== ACTIVITY ==
Would you write out all of the entries below, exactly as they stand?

== ENTRIES PROVIDED ==

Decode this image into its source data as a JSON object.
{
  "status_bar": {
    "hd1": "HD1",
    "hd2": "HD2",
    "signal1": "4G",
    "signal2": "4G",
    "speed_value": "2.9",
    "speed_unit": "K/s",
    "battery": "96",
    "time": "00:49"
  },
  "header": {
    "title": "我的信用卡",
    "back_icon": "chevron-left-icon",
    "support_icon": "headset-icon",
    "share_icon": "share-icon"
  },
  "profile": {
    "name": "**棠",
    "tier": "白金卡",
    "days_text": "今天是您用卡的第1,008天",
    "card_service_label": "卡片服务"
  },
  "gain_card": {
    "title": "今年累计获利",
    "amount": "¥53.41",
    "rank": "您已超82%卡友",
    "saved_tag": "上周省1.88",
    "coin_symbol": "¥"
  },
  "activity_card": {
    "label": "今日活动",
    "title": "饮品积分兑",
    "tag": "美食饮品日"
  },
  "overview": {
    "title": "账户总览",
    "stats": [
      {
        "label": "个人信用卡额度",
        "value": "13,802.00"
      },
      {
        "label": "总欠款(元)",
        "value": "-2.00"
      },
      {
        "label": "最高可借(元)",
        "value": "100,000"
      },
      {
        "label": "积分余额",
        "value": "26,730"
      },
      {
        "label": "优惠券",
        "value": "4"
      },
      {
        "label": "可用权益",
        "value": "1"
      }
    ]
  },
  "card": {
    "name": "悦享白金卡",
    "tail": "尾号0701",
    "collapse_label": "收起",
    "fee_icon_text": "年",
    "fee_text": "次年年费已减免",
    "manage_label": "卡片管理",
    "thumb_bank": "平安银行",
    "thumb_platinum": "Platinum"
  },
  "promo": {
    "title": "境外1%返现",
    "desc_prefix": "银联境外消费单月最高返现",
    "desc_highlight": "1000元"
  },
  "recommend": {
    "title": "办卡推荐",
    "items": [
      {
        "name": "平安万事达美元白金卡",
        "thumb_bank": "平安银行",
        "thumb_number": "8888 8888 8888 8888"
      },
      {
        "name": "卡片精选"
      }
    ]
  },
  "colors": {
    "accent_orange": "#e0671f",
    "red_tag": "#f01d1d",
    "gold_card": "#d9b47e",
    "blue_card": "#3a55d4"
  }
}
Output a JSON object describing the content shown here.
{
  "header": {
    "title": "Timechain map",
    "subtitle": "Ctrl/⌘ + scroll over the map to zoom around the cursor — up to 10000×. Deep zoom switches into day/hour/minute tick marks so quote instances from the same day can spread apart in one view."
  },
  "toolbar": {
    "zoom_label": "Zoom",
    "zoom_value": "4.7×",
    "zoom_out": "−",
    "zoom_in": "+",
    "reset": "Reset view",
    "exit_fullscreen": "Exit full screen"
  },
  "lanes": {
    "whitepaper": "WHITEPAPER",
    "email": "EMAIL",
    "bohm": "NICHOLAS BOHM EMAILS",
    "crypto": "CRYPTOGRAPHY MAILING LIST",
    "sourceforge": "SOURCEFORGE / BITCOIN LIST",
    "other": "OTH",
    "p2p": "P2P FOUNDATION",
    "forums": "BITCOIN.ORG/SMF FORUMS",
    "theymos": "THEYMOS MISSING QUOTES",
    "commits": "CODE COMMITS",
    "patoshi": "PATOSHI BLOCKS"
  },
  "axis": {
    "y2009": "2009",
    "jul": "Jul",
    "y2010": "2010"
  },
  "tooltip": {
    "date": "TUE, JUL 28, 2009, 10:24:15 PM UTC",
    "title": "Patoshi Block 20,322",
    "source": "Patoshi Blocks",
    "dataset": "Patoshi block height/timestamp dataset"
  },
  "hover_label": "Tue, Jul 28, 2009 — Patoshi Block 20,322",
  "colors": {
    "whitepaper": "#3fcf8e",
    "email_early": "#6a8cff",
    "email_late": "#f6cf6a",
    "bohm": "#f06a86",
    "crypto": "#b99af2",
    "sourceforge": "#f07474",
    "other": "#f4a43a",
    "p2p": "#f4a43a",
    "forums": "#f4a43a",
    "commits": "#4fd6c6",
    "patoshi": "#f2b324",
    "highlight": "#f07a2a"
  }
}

== FINISHED TASK ==
Decode this image into its source data as a JSON object.
{
  "status_bar": {
    "hd1": "HD1",
    "hd2": "HD2",
    "signal1": "4G",
    "signal2": "4G",
    "speed_value": "2.9",
    "speed_unit": "K/s",
    "battery": "96",
    "time": "00:49"
  },
  "header": {
    "title": "我的信用卡",
    "back_icon": "chevron-left-icon",
    "support_icon": "headset-icon",
    "share_icon": "share-icon"
  },
  "profile": {
    "name": "**棠",
    "tier": "白金卡",
    "days_text": "今天是您用卡的第1,008天",
    "card_service_label": "卡片服务"
  },
  "gain_card": {
    "title": "今年累计获利",
    "amount": "¥53.41",
    "rank": "您已超82%卡友",
    "saved_tag": "上周省1.88",
    "coin_symbol": "¥"
  },
  "activity_card": {
    "label": "今日活动",
    "title": "饮品积分兑",
    "tag": "美食饮品日"
  },
  "overview": {
    "title": "账户总览",
    "stats": [
      {
        "label": "个人信用卡额度",
        "value": "13,802.00"
      },
      {
        "label": "总欠款(元)",
        "value": "-2.00"
      },
      {
        "label": "最高可借(元)",
        "value": "100,000"
      },
      {
        "label": "积分余额",
        "value": "26,730"
      },
      {
        "label": "优惠券",
        "value": "4"
      },
      {
        "label": "可用权益",
        "value": "1"
      }
    ]
  },
  "card": {
    "name": "悦享白金卡",
    "tail": "尾号0701",
    "collapse_label": "收起",
    "fee_icon_text": "年",
    "fee_text": "次年年费已减免",
    "manage_label": "卡片管理",
    "thumb_bank": "平安银行",
    "thumb_platinum": "Platinum"
  },
  "promo": {
    "title": "境外1%返现",
    "desc_prefix": "银联境外消费单月最高返现",
    "desc_highlight": "1000元"
  },
  "recommend": {
    "title": "办卡推荐",
    "items": [
      {
        "name": "平安万事达美元白金卡",
        "thumb_bank": "平安银行",
        "thumb_number": "8888 8888 8888 8888"
      },
      {
        "name": "卡片精选"
      }
    ]
  },
  "colors": {
    "accent_orange": "#e0671f",
    "red_tag": "#f01d1d",
    "gold_card": "#d9b47e",
    "blue_card": "#3a55d4"
  }
}
Output a JSON object describing the content shown here.
{
  "header": {
    "title": "Timechain map",
    "subtitle": "Ctrl/⌘ + scroll over the map to zoom around the cursor — up to 10000×. Deep zoom switches into day/hour/minute tick marks so quote instances from the same day can spread apart in one view."
  },
  "toolbar": {
    "zoom_label": "Zoom",
    "zoom_value": "4.7×",
    "zoom_out": "−",
    "zoom_in": "+",
    "reset": "Reset view",
    "exit_fullscreen": "Exit full screen"
  },
  "lanes": {
    "whitepaper": "WHITEPAPER",
    "email": "EMAIL",
    "bohm": "NICHOLAS BOHM EMAILS",
    "crypto": "CRYPTOGRAPHY MAILING LIST",
    "sourceforge": "SOURCEFORGE / BITCOIN LIST",
    "other": "OTH",
    "p2p": "P2P FOUNDATION",
    "forums": "BITCOIN.ORG/SMF FORUMS",
    "theymos": "THEYMOS MISSING QUOTES",
    "commits": "CODE COMMITS",
    "patoshi": "PATOSHI BLOCKS"
  },
  "axis": {
    "y2009": "2009",
    "jul": "Jul",
    "y2010": "2010"
  },
  "tooltip": {
    "date": "TUE, JUL 28, 2009, 10:24:15 PM UTC",
    "title": "Patoshi Block 20,322",
    "source": "Patoshi Blocks",
    "dataset": "Patoshi block height/timestamp dataset"
  },
  "hover_label": "Tue, Jul 28, 2009 — Patoshi Block 20,322",
  "colors": {
    "whitepaper": "#3fcf8e",
    "email_early": "#6a8cff",
    "email_late": "#f6cf6a",
    "bohm": "#f06a86",
    "crypto": "#b99af2",
    "sourceforge": "#f07474",
    "other": "#f4a43a",
    "p2p": "#f4a43a",
    "forums": "#f4a43a",
    "commits": "#4fd6c6",
    "patoshi": "#f2b324",
    "highlight": "#f07a2a"
  }
}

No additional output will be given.